And then there is the matter of whether Lennon wants to leave now. Leaving eventually is not up for debate - he will want to test himself in English football someday - but in 2012 he gave an insight into his way of thinking which is still germane. He talked about the buzz of managing Celtic, the "exposure" that comes with being manager at Parkhead, and of being "institutionalised" in the intensity and stimulation of Glasgow life despite the bigotry and assaults which have occasionally come his way. And he said this about the brief spell he had at Nottingham Forest near the end of his playing career: "I just couldn't get my head around it at all. There was a lack of intensity, a humdrum lifestyle of a footballer down there."

If Norwich are in the Sky Bet Championship next season, would life there be much different from Nottingham Forest? Would there not be a lack of intensity and the prospect of a humdrum life in East Anglia? Norwich are in a tailspin in which they have won one of their last 11 league games, leaving them just a single point above the relegation places.

If Lennon went there now and took them down, there would not be much to protect him from being hurled off the merry-go-round within a year if he could not quickly start to deliver results in that unforgiving 24-team division.
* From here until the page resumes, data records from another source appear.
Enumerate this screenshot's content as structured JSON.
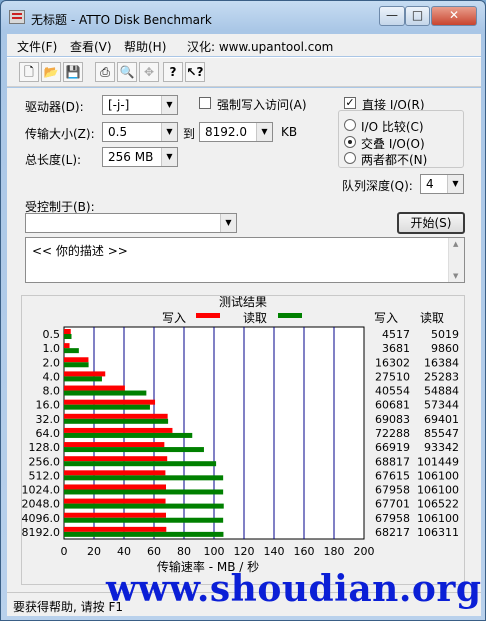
{
  "window": {
    "title": "无标题 - ATTO Disk Benchmark",
    "min": "—",
    "max": "□",
    "close": "✕"
  },
  "menu": {
    "file": "文件(F)",
    "view": "查看(V)",
    "help": "帮助(H)",
    "localized": "汉化: www.upantool.com"
  },
  "toolbar": {
    "new": "new-icon",
    "open": "open-icon",
    "save": "save-icon",
    "print": "print-icon",
    "preview": "print-preview-icon",
    "move": "move-icon",
    "help": "help-icon",
    "context_help": "context-help-icon"
  },
  "form": {
    "drive_label": "驱动器(D):",
    "drive_value": "[-j-]",
    "transfer_label": "传输大小(Z):",
    "transfer_from": "0.5",
    "transfer_to_label": "到",
    "transfer_to": "8192.0",
    "transfer_unit": "KB",
    "length_label": "总长度(L):",
    "length_value": "256 MB",
    "force_write_label": "强制写入访问(A)",
    "direct_io_label": "直接 I/O(R)",
    "io_compare": "I/O 比较(C)",
    "io_overlap": "交叠 I/O(O)",
    "io_neither": "两者都不(N)",
    "queue_label": "队列深度(Q):",
    "queue_value": "4",
    "controlled_label": "受控制于(B):",
    "controlled_value": "",
    "start_button": "开始(S)",
    "description": "<< 你的描述 >>"
  },
  "results": {
    "title": "测试结果",
    "write_label": "写入",
    "read_label": "读取",
    "col_write": "写入",
    "col_read": "读取",
    "xlabel": "传输速率 - MB / 秒",
    "write_color": "#ff0000",
    "read_color": "#008000"
  },
  "chart_data": {
    "type": "bar",
    "categories": [
      "0.5",
      "1.0",
      "2.0",
      "4.0",
      "8.0",
      "16.0",
      "32.0",
      "64.0",
      "128.0",
      "256.0",
      "512.0",
      "1024.0",
      "2048.0",
      "4096.0",
      "8192.0"
    ],
    "series": [
      {
        "name": "写入",
        "values": [
          4.5,
          3.7,
          16.3,
          27.5,
          40.6,
          60.7,
          69.1,
          72.3,
          66.9,
          68.8,
          67.6,
          68.0,
          67.7,
          68.0,
          68.2
        ]
      },
      {
        "name": "读取",
        "values": [
          5.0,
          9.9,
          16.4,
          25.3,
          54.9,
          57.3,
          69.4,
          85.5,
          93.3,
          101.4,
          106.1,
          106.1,
          106.5,
          106.1,
          106.3
        ]
      }
    ],
    "write_kbs": [
      "4517",
      "3681",
      "16302",
      "27510",
      "40554",
      "60681",
      "69083",
      "72288",
      "66919",
      "68817",
      "67615",
      "67958",
      "67701",
      "67958",
      "68217"
    ],
    "read_kbs": [
      "5019",
      "9860",
      "16384",
      "25283",
      "54884",
      "57344",
      "69401",
      "85547",
      "93342",
      "101449",
      "106100",
      "106100",
      "106522",
      "106100",
      "106311"
    ],
    "xticks": [
      "0",
      "20",
      "40",
      "60",
      "80",
      "100",
      "120",
      "140",
      "160",
      "180",
      "200"
    ],
    "xlim": [
      0,
      200
    ]
  },
  "status": {
    "text": "要获得帮助, 请按 F1"
  },
  "watermark": "www.shoudian.org"
}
It would seem most likely, then, that Norwich would be more inclined to turn to Mackay if Hughton is jettisoned, and that even if they did come to Lennon he would have reservations about going there.
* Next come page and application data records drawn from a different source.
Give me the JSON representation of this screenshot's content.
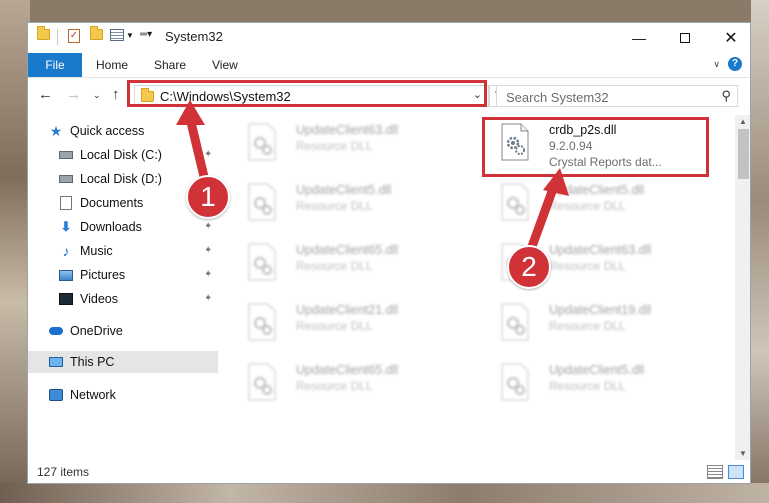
{
  "window": {
    "title": "System32",
    "minimize_icon": "minimize-icon",
    "maximize_icon": "maximize-icon",
    "close_icon": "close-icon"
  },
  "ribbon": {
    "tabs": [
      "File",
      "Home",
      "Share",
      "View"
    ]
  },
  "nav": {
    "back_icon": "arrow-left-icon",
    "forward_icon": "arrow-right-icon",
    "up_icon": "arrow-up-icon"
  },
  "address": {
    "path": "C:\\Windows\\System32"
  },
  "search": {
    "placeholder": "Search System32"
  },
  "sidebar": {
    "items": [
      {
        "label": "Quick access",
        "icon": "star-icon",
        "pinned": false
      },
      {
        "label": "Local Disk (C:)",
        "icon": "drive-icon",
        "pinned": true
      },
      {
        "label": "Local Disk (D:)",
        "icon": "drive-icon",
        "pinned": false
      },
      {
        "label": "Documents",
        "icon": "documents-icon",
        "pinned": true
      },
      {
        "label": "Downloads",
        "icon": "downloads-icon",
        "pinned": true
      },
      {
        "label": "Music",
        "icon": "music-icon",
        "pinned": true
      },
      {
        "label": "Pictures",
        "icon": "pictures-icon",
        "pinned": true
      },
      {
        "label": "Videos",
        "icon": "videos-icon",
        "pinned": true
      },
      {
        "label": "OneDrive",
        "icon": "cloud-icon",
        "pinned": false
      },
      {
        "label": "This PC",
        "icon": "computer-icon",
        "pinned": false,
        "selected": true
      },
      {
        "label": "Network",
        "icon": "network-icon",
        "pinned": false
      }
    ]
  },
  "files": [
    {
      "name": "UpdateClient63.dll",
      "type": "Resource DLL"
    },
    {
      "name": "crdb_p2s.dll",
      "version": "9.2.0.94",
      "description": "Crystal Reports dat..."
    },
    {
      "name": "UpdateClient5.dll",
      "type": "Resource DLL"
    },
    {
      "name": "UpdateClient5.dll",
      "type": "Resource DLL"
    },
    {
      "name": "UpdateClient65.dll",
      "type": "Resource DLL"
    },
    {
      "name": "UpdateClient63.dll",
      "type": "Resource DLL"
    },
    {
      "name": "UpdateClient21.dll",
      "type": "Resource DLL"
    },
    {
      "name": "UpdateClient19.dll",
      "type": "Resource DLL"
    },
    {
      "name": "UpdateClient65.dll",
      "type": "Resource DLL"
    },
    {
      "name": "UpdateClient5.dll",
      "type": "Resource DLL"
    }
  ],
  "status": {
    "item_count": "127 items"
  },
  "annotations": {
    "step1": "1",
    "step2": "2",
    "color": "#d03238"
  }
}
Lennon is in no rush to cut the umbilical cord which ties him to Celtic. The club still has a powerful hold on him and that is never stronger than when he is managing in the Champions League proper.
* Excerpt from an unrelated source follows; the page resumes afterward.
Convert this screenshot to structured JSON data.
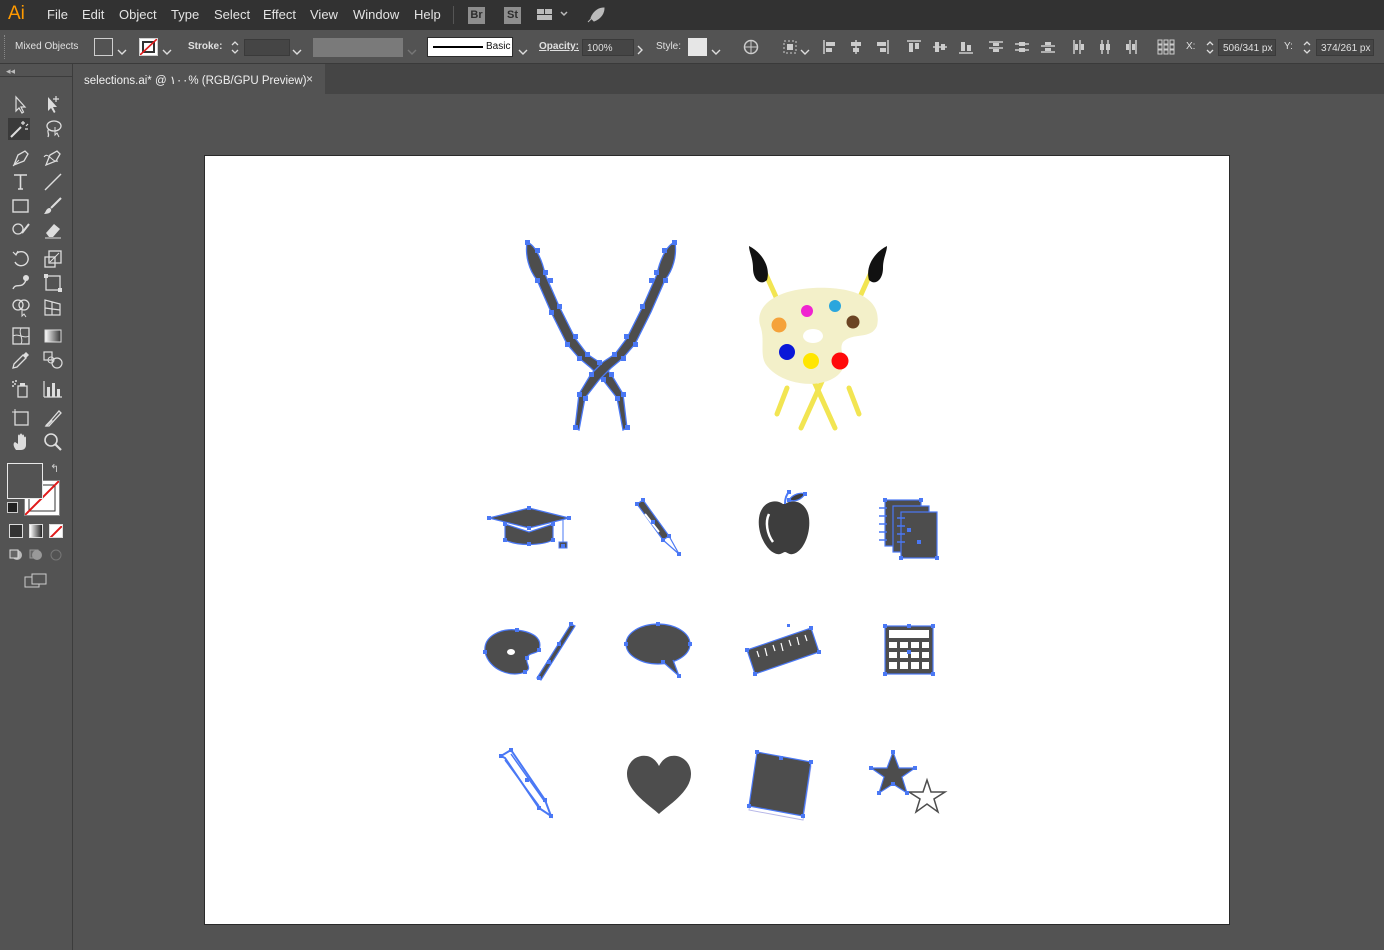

He has had 14 nights of that and wants more because they serve as an assertion of Celtic's size and importance and also put him among the continent's elite managers. He knows the intoxicating rush of being a Champions League coach will be an almighty sacrifice to make when he moves on, as will the thrill of regularly winning trophies and the power of simply mattering so much to tens of thousands of people.

But the extent of his contentment in Glasgow is dependent on the belief that he has a competitive, improving team in Europe. It was as obvious to him as everyone else that this season's European assault was mounted with a poorer side than last season's. Victor Wanyama and Gary Hooper were not adequately replaced. Over the coming weeks - or far, far sooner if Norwich City or some other attractive club do pick up the phone with an offer - Lennon will be asking questions of chief executive Peter Lawwell about exactly what level of investment will be made on the squad this summer.

The answers will have a profound effect on his mood and his appetite for what would be his fifth full season in charge.

As for Celtic, they are not likely to be caught like rabbits in the headlights whenever Lennon eventually leaves. It looked crass and insensitive towards Hughton when Norwich chief executive David McNally said it would be "almost delinquent of the football club to not be aware of potential candidates" to replace him. But it was the public discussion of that, rather than the reality that it, that jarred. When there was speculation that Lennon might leave for Everton last summer Celtic sounded out Owen Coyle.

Well-run clubs do not exist in a state of denial and then suddenly start frantically hunting around the day after they lose their manager. Succession planning must be done well in advance. Norwich City, Neil Lennon and Celtic must always, in their own way, be contemplating the next move.